What is the limit of TDS on Rental Income?
Section 194I of the Income Tax Act now requires rent payers to deduct tax at the rate of 10% of the rent on any land or building if the total rent paid or projected to get paid during the year exceeds Rs 2.40 lakhs.
According to Section 194I of the Income Tax Act of 1961, a person (other than an individual or a HUF) who gets responsibility for paying rent gets required to deduct 10% of the yearly rent as tax deducted at source if the annual rent exceeds Rs. 2.4 lakhs. Previously, the TDS ceiling for deducting tax on the rental income was Rs. 1.8 lakhs. It was, however, increased to Rs. 2.4 lakhs with effect from the fiscal year 2019-2020.
The restriction of Rs 2.40 lakhs applies to each payee and not to each property. So, if the owner has rented out more than one property to the same lessee and the annual rent for each property is less than Rs 2.40 lakhs, the aggregate rent for all the properties rented from the same person is likely to exceed Rs 2.40 lakhs. Thus, the lessee must deduct the tax at the source.
How do I calculate TDS on Rental Income?
Returning to the age-old subject, how does one compute TDS on rental income?
Persons covered by this provision are required to deduct tax when making a payment to a taxpayer who is a resident of India, provided the rent payment exceeds Rs 2.40 lakhs in a year.
If the lessor is a non-resident for income tax purposes, the payer must deduct tax per Section 195 of the Income Tax Act, with no annual threshold limit of Rs 2.40 lakhs.
The payment may get referred to by any name. But the tax must get deducted if the rent is for the use of land, a building, or both.
It does not require that the person receiving the rent be the owner. As a result, if a lessee sublets the property he has rented or leased to another person, the sub-lessee must deduct tax at the source.
How is GST calculated on commercial rental income?
When the rental revenue from commercial leasing exceeds Rs.20 lakhs, GST will get levied. But, when you rent out a residential home for personal use, you are not subject to GST. However, any other leasing or renting out the immovable property for commercial purposes would attract 18% GST. It is because this gets considered a provision of service. It involves entirely or partially leasing commercial and residential property for business purposes. The threshold limit was also raised from Rs.10 lakh to Rs.20 lakh after GST. Furthermore, it allowed many landlords to avoid paying GST.
The nature of the property does not determine GST eligibility. But the purpose for which it gets utilized does. If you live in Delhi and own a property in Chennai that gets rented to a listed firm for use as a guest home, the rental income will attract GST if it exceeds Rs.20 lakhs per year. The house gets used as a guest house which is for commercial use.
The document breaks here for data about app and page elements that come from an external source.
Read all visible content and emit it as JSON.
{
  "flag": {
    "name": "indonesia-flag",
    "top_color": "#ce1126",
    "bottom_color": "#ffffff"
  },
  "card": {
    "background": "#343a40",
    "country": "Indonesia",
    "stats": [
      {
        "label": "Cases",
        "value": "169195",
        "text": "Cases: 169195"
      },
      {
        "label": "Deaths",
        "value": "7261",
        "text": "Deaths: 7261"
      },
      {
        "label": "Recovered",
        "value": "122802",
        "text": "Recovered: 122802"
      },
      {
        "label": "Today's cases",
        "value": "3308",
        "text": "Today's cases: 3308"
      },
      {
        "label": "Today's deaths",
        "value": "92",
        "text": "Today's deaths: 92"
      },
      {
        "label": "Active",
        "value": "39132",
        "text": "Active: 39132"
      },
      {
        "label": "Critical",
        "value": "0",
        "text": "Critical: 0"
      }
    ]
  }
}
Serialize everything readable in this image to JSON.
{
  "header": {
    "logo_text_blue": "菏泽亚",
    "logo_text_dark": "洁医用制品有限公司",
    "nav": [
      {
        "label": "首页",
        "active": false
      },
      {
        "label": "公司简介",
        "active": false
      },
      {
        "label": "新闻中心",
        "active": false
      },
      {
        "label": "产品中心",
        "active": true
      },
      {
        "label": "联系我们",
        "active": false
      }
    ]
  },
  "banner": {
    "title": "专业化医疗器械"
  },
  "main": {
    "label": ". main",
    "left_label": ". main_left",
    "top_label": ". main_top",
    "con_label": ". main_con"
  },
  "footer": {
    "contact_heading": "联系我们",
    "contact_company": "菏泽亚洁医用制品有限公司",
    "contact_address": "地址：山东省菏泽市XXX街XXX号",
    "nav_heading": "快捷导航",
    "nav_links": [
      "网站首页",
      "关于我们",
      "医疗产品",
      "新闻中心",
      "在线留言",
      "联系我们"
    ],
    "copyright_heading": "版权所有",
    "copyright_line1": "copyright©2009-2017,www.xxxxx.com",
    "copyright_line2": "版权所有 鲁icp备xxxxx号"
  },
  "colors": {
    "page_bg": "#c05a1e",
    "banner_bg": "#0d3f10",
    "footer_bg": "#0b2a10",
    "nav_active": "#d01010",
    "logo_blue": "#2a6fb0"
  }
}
In the preceding scenario, where will the supply come? The location of the immovable property is the place of supply under GST. Even though you live in Delhi, the property’s location will always be Chennai, and hence the state to receive the SGST will be Tamil Nadu.
If the rental flow is less than Rs. 20 lakh per year, it is excluded from GST payment. To emphasize, it is the nature of the end-use, not the character of the property, that determines whether it is a commercial rent or a residential rent.
TDS on Rental Income FAQ'S:
TDS of 10% is required to be deducted if the rent paid/ due during the fiscal year exceeds Rs. 2.4 Lakhs. TDS on rent gets deducted under Section 194I at 10% of the total amount paid or due throughout the year.
TDS on rent is calculated at 10% as per the rates for rent for land, building, furniture, and fittings which is 10% TDS on the rent amount paid.